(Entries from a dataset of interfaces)
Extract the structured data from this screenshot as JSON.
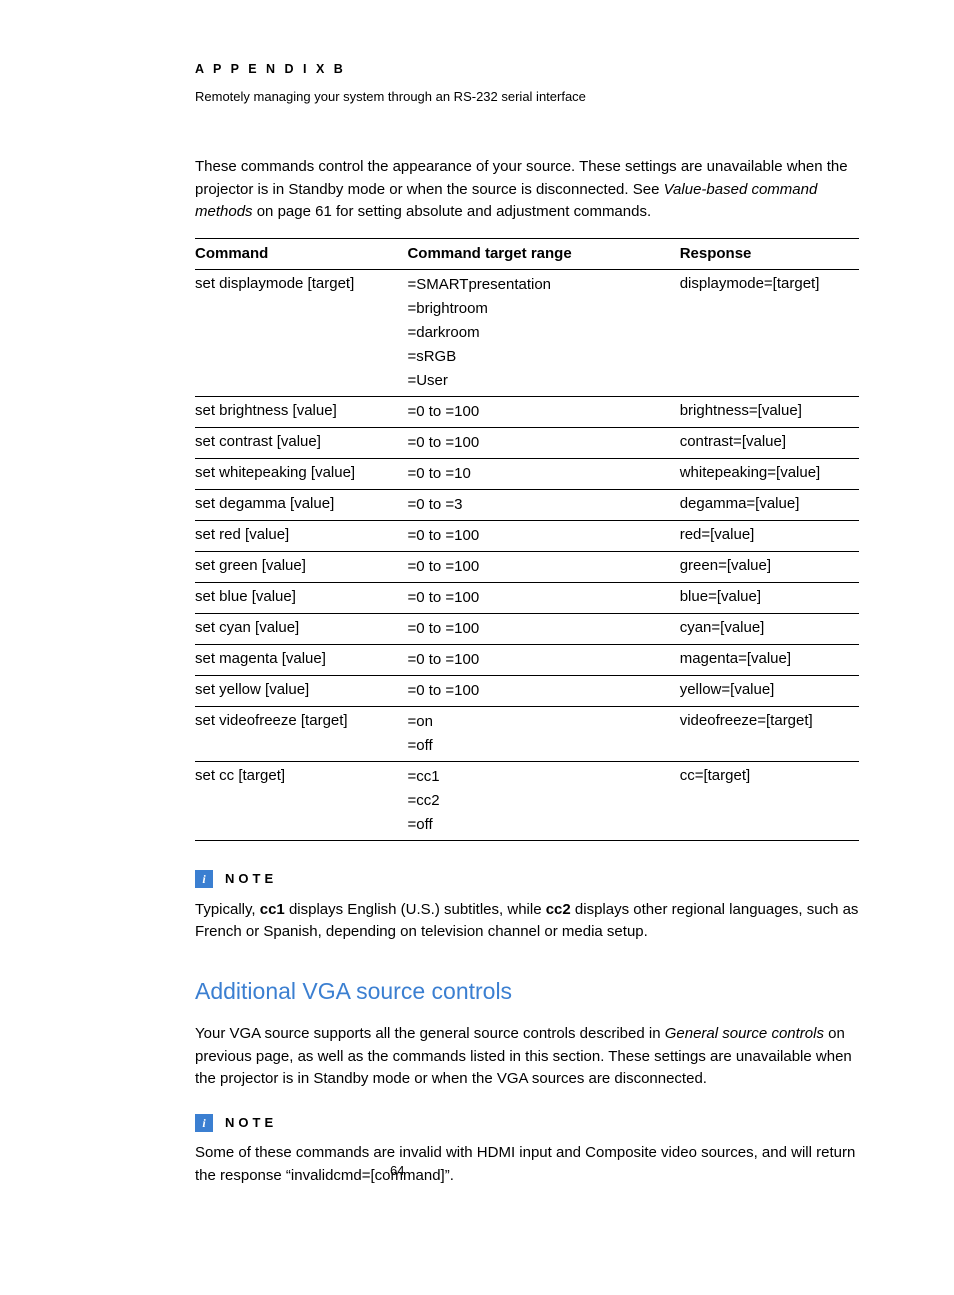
{
  "header": {
    "appendix": "A P P E N D I X   B",
    "subtitle": "Remotely managing your system through an RS-232 serial interface"
  },
  "intro": {
    "pre": "These commands control the appearance of your source. These settings are unavailable when the projector is in Standby mode or when the source is disconnected. See ",
    "link": "Value-based command methods",
    "post": " on page 61 for setting absolute and adjustment commands."
  },
  "table": {
    "h1": "Command",
    "h2": "Command target range",
    "h3": "Response",
    "rows": [
      {
        "cmd": "set displaymode [target]",
        "range": [
          "=SMARTpresentation",
          "=brightroom",
          "=darkroom",
          "=sRGB",
          "=User"
        ],
        "resp": "displaymode=[target]"
      },
      {
        "cmd": "set brightness [value]",
        "range": [
          "=0 to =100"
        ],
        "resp": "brightness=[value]"
      },
      {
        "cmd": "set contrast [value]",
        "range": [
          "=0 to =100"
        ],
        "resp": "contrast=[value]"
      },
      {
        "cmd": "set whitepeaking [value]",
        "range": [
          "=0 to =10"
        ],
        "resp": "whitepeaking=[value]"
      },
      {
        "cmd": "set degamma [value]",
        "range": [
          "=0 to =3"
        ],
        "resp": "degamma=[value]"
      },
      {
        "cmd": "set red [value]",
        "range": [
          "=0 to =100"
        ],
        "resp": "red=[value]"
      },
      {
        "cmd": "set green [value]",
        "range": [
          "=0 to =100"
        ],
        "resp": "green=[value]"
      },
      {
        "cmd": "set blue [value]",
        "range": [
          "=0 to =100"
        ],
        "resp": "blue=[value]"
      },
      {
        "cmd": "set cyan [value]",
        "range": [
          "=0 to =100"
        ],
        "resp": "cyan=[value]"
      },
      {
        "cmd": "set magenta [value]",
        "range": [
          "=0 to =100"
        ],
        "resp": "magenta=[value]"
      },
      {
        "cmd": "set yellow [value]",
        "range": [
          "=0 to =100"
        ],
        "resp": "yellow=[value]"
      },
      {
        "cmd": "set videofreeze [target]",
        "range": [
          "=on",
          "=off"
        ],
        "resp": "videofreeze=[target]"
      },
      {
        "cmd": "set cc [target]",
        "range": [
          "=cc1",
          "=cc2",
          "=off"
        ],
        "resp": "cc=[target]"
      }
    ]
  },
  "note1": {
    "label": "NOTE",
    "pre": "Typically, ",
    "b1": "cc1",
    "mid1": " displays English (U.S.) subtitles, while ",
    "b2": "cc2",
    "post": " displays other regional languages, such as French or Spanish, depending on television channel or media setup."
  },
  "section": {
    "heading": "Additional VGA source controls",
    "pre": "Your VGA source supports all the general source controls described in ",
    "link": "General source controls",
    "post": " on previous page, as well as the commands listed in this section. These settings are unavailable when the projector is in Standby mode or when the VGA sources are disconnected."
  },
  "note2": {
    "label": "NOTE",
    "body": "Some of these commands are invalid with HDMI input and Composite video sources, and will return the response “invalidcmd=[command]”."
  },
  "page": "64"
}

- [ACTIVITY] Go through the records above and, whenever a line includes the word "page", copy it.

- [FINISHED TASK]
    "post": " on page 61 for setting absolute and adjustment commands."
    "post": " on previous page, as well as the commands listed in this section. These settings are unavailable when the projector is in Standby mode or when the VGA sources are disconnected."
  "page": "64"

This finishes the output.